_TASK TO CARRY OUT_
Images excluded, return every record exactly as it reads.

RECORDS SHOWN section start

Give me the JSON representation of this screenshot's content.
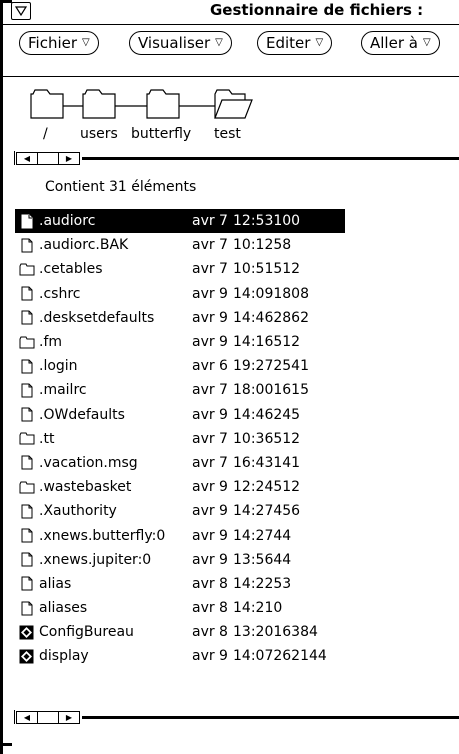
{
  "window": {
    "title": "Gestionnaire de fichiers :"
  },
  "menus": [
    {
      "label": "Fichier"
    },
    {
      "label": "Visualiser"
    },
    {
      "label": "Editer"
    },
    {
      "label": "Aller à"
    }
  ],
  "path": [
    "/",
    "users",
    "butterfly",
    "test"
  ],
  "status": {
    "count_text": "Contient 31 éléments"
  },
  "files": [
    {
      "type": "doc-black",
      "name": ".audiorc",
      "month": "avr",
      "day": "7",
      "info": "12:53100",
      "selected": true
    },
    {
      "type": "doc",
      "name": ".audiorc.BAK",
      "month": "avr",
      "day": "7",
      "info": "10:1258"
    },
    {
      "type": "folder",
      "name": ".cetables",
      "month": "avr",
      "day": "7",
      "info": "10:51512"
    },
    {
      "type": "doc",
      "name": ".cshrc",
      "month": "avr",
      "day": "9",
      "info": "14:091808"
    },
    {
      "type": "doc",
      "name": ".desksetdefaults",
      "month": "avr",
      "day": "9",
      "info": "14:462862"
    },
    {
      "type": "folder",
      "name": ".fm",
      "month": "avr",
      "day": "9",
      "info": "14:16512"
    },
    {
      "type": "doc",
      "name": ".login",
      "month": "avr",
      "day": "6",
      "info": "19:272541"
    },
    {
      "type": "doc",
      "name": ".mailrc",
      "month": "avr",
      "day": "7",
      "info": "18:001615"
    },
    {
      "type": "doc",
      "name": ".OWdefaults",
      "month": "avr",
      "day": "9",
      "info": "14:46245"
    },
    {
      "type": "folder",
      "name": ".tt",
      "month": "avr",
      "day": "7",
      "info": "10:36512"
    },
    {
      "type": "doc",
      "name": ".vacation.msg",
      "month": "avr",
      "day": "7",
      "info": "16:43141"
    },
    {
      "type": "folder",
      "name": ".wastebasket",
      "month": "avr",
      "day": "9",
      "info": "12:24512"
    },
    {
      "type": "doc",
      "name": ".Xauthority",
      "month": "avr",
      "day": "9",
      "info": "14:27456"
    },
    {
      "type": "doc",
      "name": ".xnews.butterfly:0",
      "month": "avr",
      "day": "9",
      "info": "14:2744"
    },
    {
      "type": "doc",
      "name": ".xnews.jupiter:0",
      "month": "avr",
      "day": "9",
      "info": "13:5644"
    },
    {
      "type": "doc",
      "name": "alias",
      "month": "avr",
      "day": "8",
      "info": "14:2253"
    },
    {
      "type": "doc",
      "name": "aliases",
      "month": "avr",
      "day": "8",
      "info": "14:210"
    },
    {
      "type": "app",
      "name": "ConfigBureau",
      "month": "avr",
      "day": "8",
      "info": "13:2016384"
    },
    {
      "type": "app",
      "name": "display",
      "month": "avr",
      "day": "9",
      "info": "14:07262144"
    }
  ]
}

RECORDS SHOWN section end

_RESPONSE AREA_
Give me the JSON representation of this screenshot's content.
{
  "window": {
    "title": "Gestionnaire de fichiers :"
  },
  "menus": [
    {
      "label": "Fichier"
    },
    {
      "label": "Visualiser"
    },
    {
      "label": "Editer"
    },
    {
      "label": "Aller à"
    }
  ],
  "path": [
    "/",
    "users",
    "butterfly",
    "test"
  ],
  "status": {
    "count_text": "Contient 31 éléments"
  },
  "files": [
    {
      "type": "doc-black",
      "name": ".audiorc",
      "month": "avr",
      "day": "7",
      "info": "12:53100",
      "selected": true
    },
    {
      "type": "doc",
      "name": ".audiorc.BAK",
      "month": "avr",
      "day": "7",
      "info": "10:1258"
    },
    {
      "type": "folder",
      "name": ".cetables",
      "month": "avr",
      "day": "7",
      "info": "10:51512"
    },
    {
      "type": "doc",
      "name": ".cshrc",
      "month": "avr",
      "day": "9",
      "info": "14:091808"
    },
    {
      "type": "doc",
      "name": ".desksetdefaults",
      "month": "avr",
      "day": "9",
      "info": "14:462862"
    },
    {
      "type": "folder",
      "name": ".fm",
      "month": "avr",
      "day": "9",
      "info": "14:16512"
    },
    {
      "type": "doc",
      "name": ".login",
      "month": "avr",
      "day": "6",
      "info": "19:272541"
    },
    {
      "type": "doc",
      "name": ".mailrc",
      "month": "avr",
      "day": "7",
      "info": "18:001615"
    },
    {
      "type": "doc",
      "name": ".OWdefaults",
      "month": "avr",
      "day": "9",
      "info": "14:46245"
    },
    {
      "type": "folder",
      "name": ".tt",
      "month": "avr",
      "day": "7",
      "info": "10:36512"
    },
    {
      "type": "doc",
      "name": ".vacation.msg",
      "month": "avr",
      "day": "7",
      "info": "16:43141"
    },
    {
      "type": "folder",
      "name": ".wastebasket",
      "month": "avr",
      "day": "9",
      "info": "12:24512"
    },
    {
      "type": "doc",
      "name": ".Xauthority",
      "month": "avr",
      "day": "9",
      "info": "14:27456"
    },
    {
      "type": "doc",
      "name": ".xnews.butterfly:0",
      "month": "avr",
      "day": "9",
      "info": "14:2744"
    },
    {
      "type": "doc",
      "name": ".xnews.jupiter:0",
      "month": "avr",
      "day": "9",
      "info": "13:5644"
    },
    {
      "type": "doc",
      "name": "alias",
      "month": "avr",
      "day": "8",
      "info": "14:2253"
    },
    {
      "type": "doc",
      "name": "aliases",
      "month": "avr",
      "day": "8",
      "info": "14:210"
    },
    {
      "type": "app",
      "name": "ConfigBureau",
      "month": "avr",
      "day": "8",
      "info": "13:2016384"
    },
    {
      "type": "app",
      "name": "display",
      "month": "avr",
      "day": "9",
      "info": "14:07262144"
    }
  ]
}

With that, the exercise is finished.